In May, 1750, the Duke granted Müthel a year's leave of absence to study with Johann Sebastian Bach in Leipzig. Although he lived in the Bach household, the length of study with the master of the Baroque was brief, since Bach died three months after Müthel's arrival. Müthel is often mentioned as Bach's last pupil, and he was present at the deathbed. Before returning to Mecklenburg-Schwerin, Müthel utilized his remaining leave time to travel and meet other composers. Moving to Naumberg, he studied for a short time with a son-in-law of Bach, Johann Christoph Altnikol (1719-1759). In the summer of 1751, he moved on to Dresden and became acquainted with the composer Johann Adolf Hasse. From Dresden, Müthel proceeded to the court of Frederick the Great at Potsdam and Berlin, where he became friends with C.P.E. Bach. The friendship between these two men would last a lifetime, and they corresponded on a regular basis.

In 1753 Müthel left Mecklenburg-Schwerin for the town of Riga in Latvia, where he joined his brother Anton Christian, now a lawyer and Attorney-General of the Superior Court of Justice in Riga. Another brother, the theologian Gottlieb Fredrich (1735-?), also moved to Riga in 1758. In 1756, a set of works for keyboard became the first compositions by Müthel to appear in print. Only a handful of pieces by the composer were published during his lifetime, the last being the Duetto in 1771. Müthel's skill as an organist earned him the post at the cathedral of St. Peter's in Riga, and he held the job from 1767 until his death in 1788.

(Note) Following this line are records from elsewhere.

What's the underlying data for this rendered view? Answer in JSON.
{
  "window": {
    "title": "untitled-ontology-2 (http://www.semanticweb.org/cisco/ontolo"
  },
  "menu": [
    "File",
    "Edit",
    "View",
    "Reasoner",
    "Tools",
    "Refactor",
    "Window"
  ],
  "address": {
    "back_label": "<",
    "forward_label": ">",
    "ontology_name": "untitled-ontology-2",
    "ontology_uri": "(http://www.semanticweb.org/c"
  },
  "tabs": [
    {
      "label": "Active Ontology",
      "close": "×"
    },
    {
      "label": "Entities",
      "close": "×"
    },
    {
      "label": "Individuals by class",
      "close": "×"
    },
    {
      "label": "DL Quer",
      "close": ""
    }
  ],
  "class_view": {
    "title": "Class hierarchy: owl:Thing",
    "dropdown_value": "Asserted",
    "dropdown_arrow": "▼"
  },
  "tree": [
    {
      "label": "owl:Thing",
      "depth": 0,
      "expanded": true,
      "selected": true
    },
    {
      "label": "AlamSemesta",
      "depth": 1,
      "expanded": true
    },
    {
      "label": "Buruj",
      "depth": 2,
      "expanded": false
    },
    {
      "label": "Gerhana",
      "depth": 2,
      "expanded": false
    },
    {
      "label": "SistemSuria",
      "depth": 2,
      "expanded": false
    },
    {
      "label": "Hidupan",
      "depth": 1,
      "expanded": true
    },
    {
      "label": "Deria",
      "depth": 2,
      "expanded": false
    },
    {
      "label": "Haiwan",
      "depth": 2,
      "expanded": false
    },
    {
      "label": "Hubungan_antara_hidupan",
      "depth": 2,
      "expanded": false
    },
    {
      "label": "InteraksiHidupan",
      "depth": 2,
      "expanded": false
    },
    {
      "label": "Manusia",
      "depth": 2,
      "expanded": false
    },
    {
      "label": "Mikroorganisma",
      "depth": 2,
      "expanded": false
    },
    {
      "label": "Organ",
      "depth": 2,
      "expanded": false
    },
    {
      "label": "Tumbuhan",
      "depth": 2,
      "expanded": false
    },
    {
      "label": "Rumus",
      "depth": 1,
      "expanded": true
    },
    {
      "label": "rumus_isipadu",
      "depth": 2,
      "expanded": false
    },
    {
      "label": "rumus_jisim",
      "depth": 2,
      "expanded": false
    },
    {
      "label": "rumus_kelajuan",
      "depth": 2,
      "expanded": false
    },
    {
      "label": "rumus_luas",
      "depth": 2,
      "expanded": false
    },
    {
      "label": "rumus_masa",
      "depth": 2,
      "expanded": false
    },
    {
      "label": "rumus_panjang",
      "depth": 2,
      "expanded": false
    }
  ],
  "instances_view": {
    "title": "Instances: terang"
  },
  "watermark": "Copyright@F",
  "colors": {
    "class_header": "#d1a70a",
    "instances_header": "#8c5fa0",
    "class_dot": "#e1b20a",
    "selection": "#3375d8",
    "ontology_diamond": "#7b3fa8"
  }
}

Although Müthel was little known outside of Riga, he did gain the respect of the eminent English music scholar, Charles Burney. Burney mentioned Müthel several times, always favorably, in The Present State of Music in Germany, the Netherlands and United Provinces (1773, 1775), and A General History of Music (1776). In the former, Burney wrote:

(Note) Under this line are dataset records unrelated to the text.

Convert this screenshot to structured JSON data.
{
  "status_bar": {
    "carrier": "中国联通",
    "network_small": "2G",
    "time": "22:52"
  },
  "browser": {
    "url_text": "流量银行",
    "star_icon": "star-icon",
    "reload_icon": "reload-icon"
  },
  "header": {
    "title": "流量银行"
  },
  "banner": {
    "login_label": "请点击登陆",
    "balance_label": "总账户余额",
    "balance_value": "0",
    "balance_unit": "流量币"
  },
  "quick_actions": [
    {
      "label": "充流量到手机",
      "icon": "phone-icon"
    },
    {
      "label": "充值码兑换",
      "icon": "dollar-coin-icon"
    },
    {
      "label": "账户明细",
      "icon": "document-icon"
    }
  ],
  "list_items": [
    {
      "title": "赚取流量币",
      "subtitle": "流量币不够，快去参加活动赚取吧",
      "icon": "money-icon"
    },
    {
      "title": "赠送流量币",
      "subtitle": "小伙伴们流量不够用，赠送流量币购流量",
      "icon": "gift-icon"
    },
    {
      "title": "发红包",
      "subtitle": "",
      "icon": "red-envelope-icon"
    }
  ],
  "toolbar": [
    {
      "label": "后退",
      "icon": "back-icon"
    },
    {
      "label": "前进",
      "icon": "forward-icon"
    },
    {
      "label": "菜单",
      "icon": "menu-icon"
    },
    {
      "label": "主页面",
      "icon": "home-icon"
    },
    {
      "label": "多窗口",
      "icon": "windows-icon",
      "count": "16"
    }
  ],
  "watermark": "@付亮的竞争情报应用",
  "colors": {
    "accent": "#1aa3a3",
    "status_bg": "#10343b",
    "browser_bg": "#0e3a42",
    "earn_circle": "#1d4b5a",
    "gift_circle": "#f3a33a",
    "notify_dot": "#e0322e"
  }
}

M. Johann Gottfried Müthel of Riga, being by birth and education a German, deserves a place here, though he is at present established in a city which appertains to Russia. When a student upon keyed instruments has vanquished all the difficulties to be found in the lessons of Handel, Scarlatti, Schobert, Eckard, and C.P.E. Bach; and, like Alexander, laments that nothing more remains to conquer, I would recommend to him, as an exercise for patience and perserverence, the compositions of Müthel; which are so full of novelty, taste, grace, and contrivance, that I should not hesitate to rank them among the greatest productions of the present age... The style of this composer more resembles that of Emanuel Bach, than any other. But the passages are entirely his own, and reflect as much honour upon his mind as his hand. Indeed his writings abound with difficulties, which to common hearers, as well as common players, must appear too elaborate; for even his accompaniments are so charged as to require performers, for each instrument, of equal abilities to his own, which is expecting too much, in musicians of this nether world.

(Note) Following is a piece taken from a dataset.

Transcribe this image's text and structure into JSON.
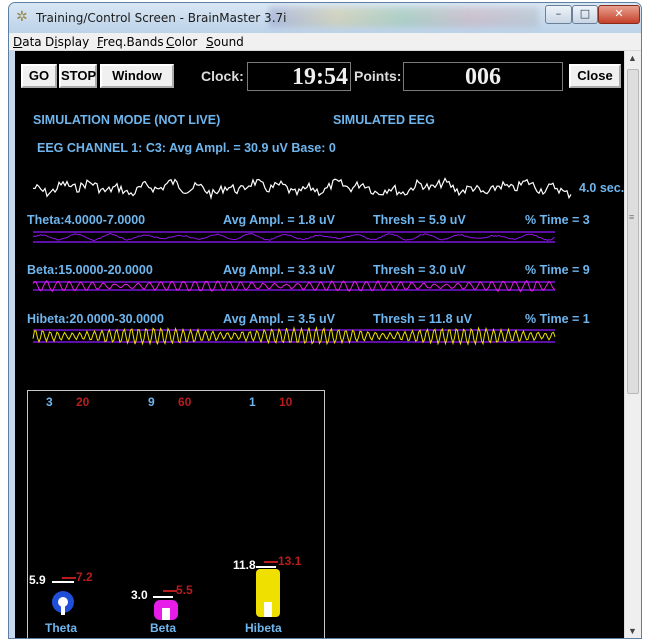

Not only was his music elaborate, but Müthel's opinions on composition were unique:

Generally I am dissatisfied with those composers who write on almost entirely without ceasing... If one would work more sparingly and only when the spirit is rested and has recovered and rid itself completely from previous thoughts, one would think and write in a novel and fiery manner, and dull and sleepy works would become more rare.

Müthel, along with C.P.E. Bach, was truly representative of the Sturm und Drang style of composition of German music of the mid-eighteenth century, both in his music and his lifestyle. However, his beliefs sometimes bordered on the eccentric, as exemplified in a passage published in 1782:

Also found here was an excellent clavier player named Müthel who, however, had his peculiar whims. One of them was that he would never perform other than in winter time when deep snow covered the streets, in order - as he said - not to be disturbed by the clatter of carriages passing by.





XIE: Bach's Pupils and his Legacy | XIF: The Dresden Virtuosi | XID: Orchestral and Chamber Music in Transition | XIB: At the Court of Frederick the Great